After digesting all of this, here I am with my new site. The intention is that it not be a static representation of me. Rather I’ve designed it to be an active, changing, growing organic part of who I am and what I do. Therefore, it’s a place that someone can drop in from time to time and at any time to find something new and different. To be honest, it’s thrilling to have taken all this in and to have acted on it.
So, welcome to the new blog, welcome to the new site. I hope that if you’re looking for original photography you’ll check out my portfolio and get in touch. If you’re looking to decorate your home or office, please consider my Hat Trick Studio photo art output which is now available here for sale. Addtionally they make awesome gifts as well! Speaking of ‘for sale’ let me remind you that for my “Grand Opening” everything is also ON SALE -- 10% for 10 Days. Enjoy!
To some who have seen my photos, this news may come as a shock but it is not always sunny in Montauk. However, not unlike the fog I’ve often found myself in while assembling and arranging the ‘remix’ of my website, there is actually quite a lot of interest and beauty residing within all that sturm-&-drang
So it was Sunday. Even as I was gaining clarity on the website with the help of a crack crew of experts I’d reached out to for the site’s beta review, while also rushing to pack up the car with all the studio gear for some corporate portraits in the City, I still found it a must to quickly cruise to the Lighthouse and document the Icon adrift in a sea of mist and fog.
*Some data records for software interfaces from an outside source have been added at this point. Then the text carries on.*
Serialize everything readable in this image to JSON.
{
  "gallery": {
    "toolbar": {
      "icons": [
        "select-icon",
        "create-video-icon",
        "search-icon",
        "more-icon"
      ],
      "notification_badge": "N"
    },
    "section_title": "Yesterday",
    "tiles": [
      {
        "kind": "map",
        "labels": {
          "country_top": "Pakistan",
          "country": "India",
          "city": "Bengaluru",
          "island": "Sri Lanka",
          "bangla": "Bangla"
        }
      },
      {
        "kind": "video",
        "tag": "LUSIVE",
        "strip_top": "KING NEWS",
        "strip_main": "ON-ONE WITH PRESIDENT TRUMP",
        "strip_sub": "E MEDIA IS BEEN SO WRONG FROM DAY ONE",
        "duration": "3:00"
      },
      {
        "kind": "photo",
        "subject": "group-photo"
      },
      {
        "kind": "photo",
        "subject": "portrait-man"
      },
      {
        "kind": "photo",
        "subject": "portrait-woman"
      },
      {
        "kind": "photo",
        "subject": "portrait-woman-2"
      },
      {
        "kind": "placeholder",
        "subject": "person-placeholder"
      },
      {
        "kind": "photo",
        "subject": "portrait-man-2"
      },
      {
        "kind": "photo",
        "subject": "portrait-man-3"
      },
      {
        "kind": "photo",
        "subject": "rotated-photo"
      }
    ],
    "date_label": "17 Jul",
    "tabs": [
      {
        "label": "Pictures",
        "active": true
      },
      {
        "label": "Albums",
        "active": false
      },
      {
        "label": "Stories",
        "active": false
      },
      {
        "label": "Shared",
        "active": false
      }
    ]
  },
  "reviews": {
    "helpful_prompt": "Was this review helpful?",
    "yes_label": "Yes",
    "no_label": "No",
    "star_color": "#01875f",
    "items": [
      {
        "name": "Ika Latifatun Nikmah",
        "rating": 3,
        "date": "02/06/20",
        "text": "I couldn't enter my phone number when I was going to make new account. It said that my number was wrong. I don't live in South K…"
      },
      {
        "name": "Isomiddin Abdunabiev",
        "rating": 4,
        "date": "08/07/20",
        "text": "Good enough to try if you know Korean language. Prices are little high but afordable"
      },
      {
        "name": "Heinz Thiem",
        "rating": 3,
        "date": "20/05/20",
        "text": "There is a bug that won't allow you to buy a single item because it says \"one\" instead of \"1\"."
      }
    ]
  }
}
Working on a deep-channel update of a website is not for the faint of heart. However, it can be done. Indeed, the platforms available online these days offer a clear path as long as you stick to it & have faith while adrift in what at first appears to be a total whiteout of nothingness. But that’s why lighthouses exist -- to help wayward sailors steer clear of rocky shoals. So it was that a select group of friends were able to help guide me in the right direction to the safe shores of website launch.
It was in that spirit that I chose to squeeze in some adventure time out at the easternmost point of Long Island. Was it comfy/cozy? Absolutely not but it provided some beautiful contrasting imagery to the normal views and was totally worth the trip.
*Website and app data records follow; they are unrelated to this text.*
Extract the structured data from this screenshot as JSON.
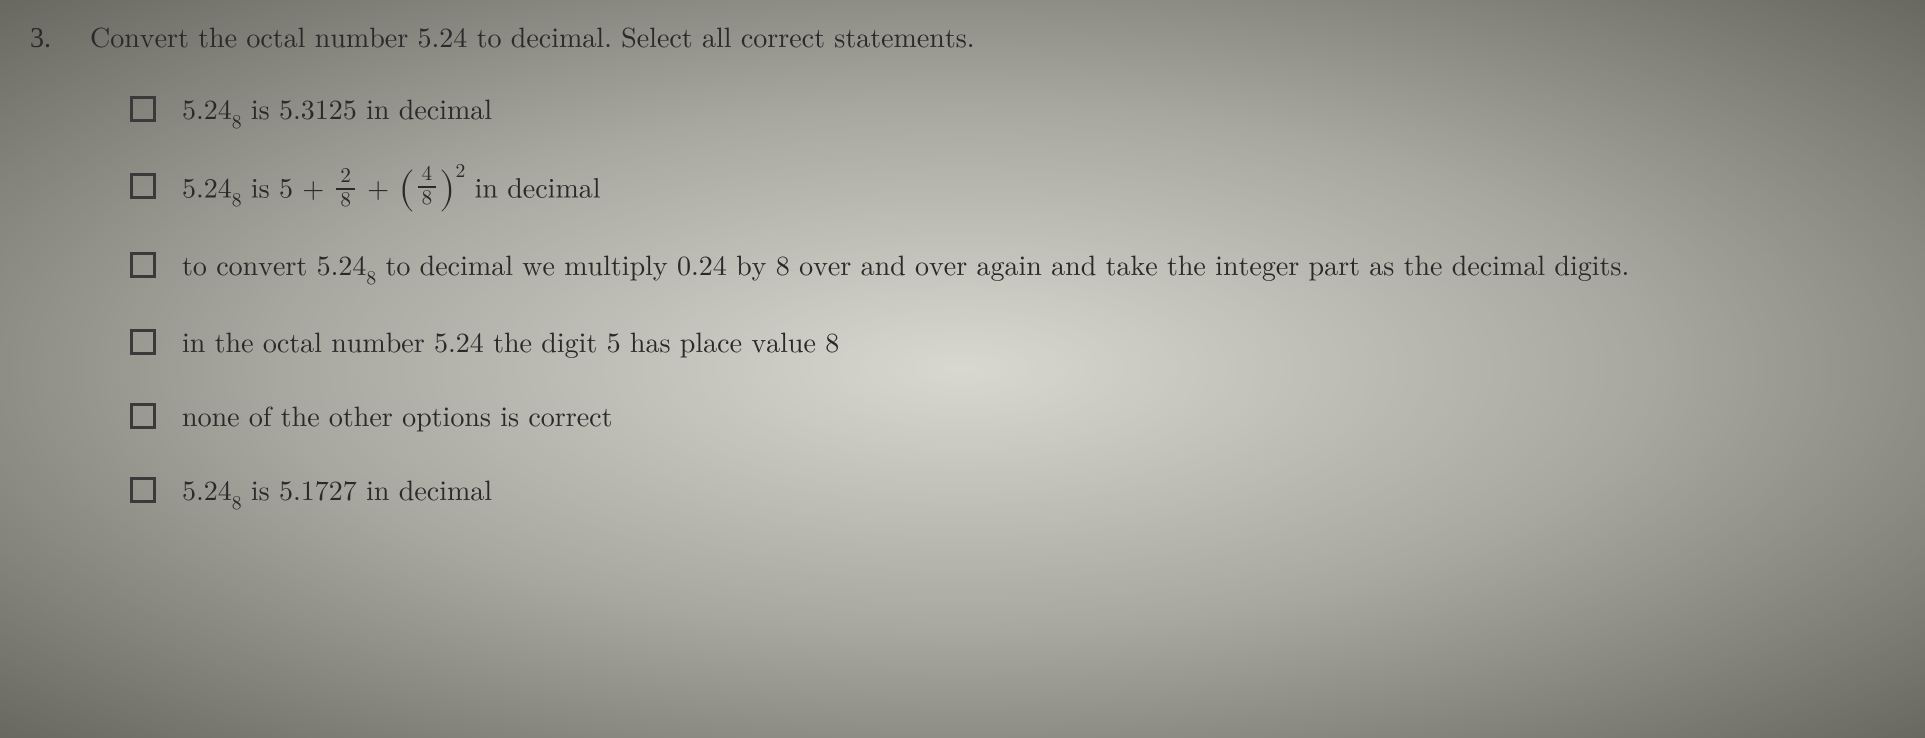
{
  "question": {
    "number": "3.",
    "text": "Convert the octal number 5.24 to decimal. Select all correct statements."
  },
  "options": [
    {
      "prefix": "5.24",
      "sub": "8",
      "mid": " is ",
      "val": "5.3125",
      "suffix": " in decimal"
    },
    {
      "prefix": "5.24",
      "sub": "8",
      "mid": " is ",
      "expr": {
        "a": "5",
        "plus1": " + ",
        "frac1_num": "2",
        "frac1_den": "8",
        "plus2": " + ",
        "frac2_num": "4",
        "frac2_den": "8",
        "pow": "2"
      },
      "suffix": " in decimal"
    },
    {
      "pre": "to convert ",
      "prefix": "5.24",
      "sub": "8",
      "mid": " to decimal we multiply ",
      "val": "0.24",
      "mid2": " by ",
      "val2": "8",
      "suffix": " over and over again and take the integer part as the decimal digits."
    },
    {
      "pre": "in the octal number ",
      "val": "5.24",
      "mid": " the digit ",
      "val2": "5",
      "mid2": " has place value ",
      "val3": "8"
    },
    {
      "text": "none of the other options is correct"
    },
    {
      "prefix": "5.24",
      "sub": "8",
      "mid": " is ",
      "val": "5.1727",
      "suffix": " in decimal"
    }
  ]
}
You can see a few more images from this jaunt over on my Instagram gallery -- please 'follow' me while you're there. And if you would like to see a few examples of the type of projects I’m working on this week in the City just click on over to my "Business Pros" gallery.
Meanwhile, the haze is lifting and the official launch of the site is coming into view.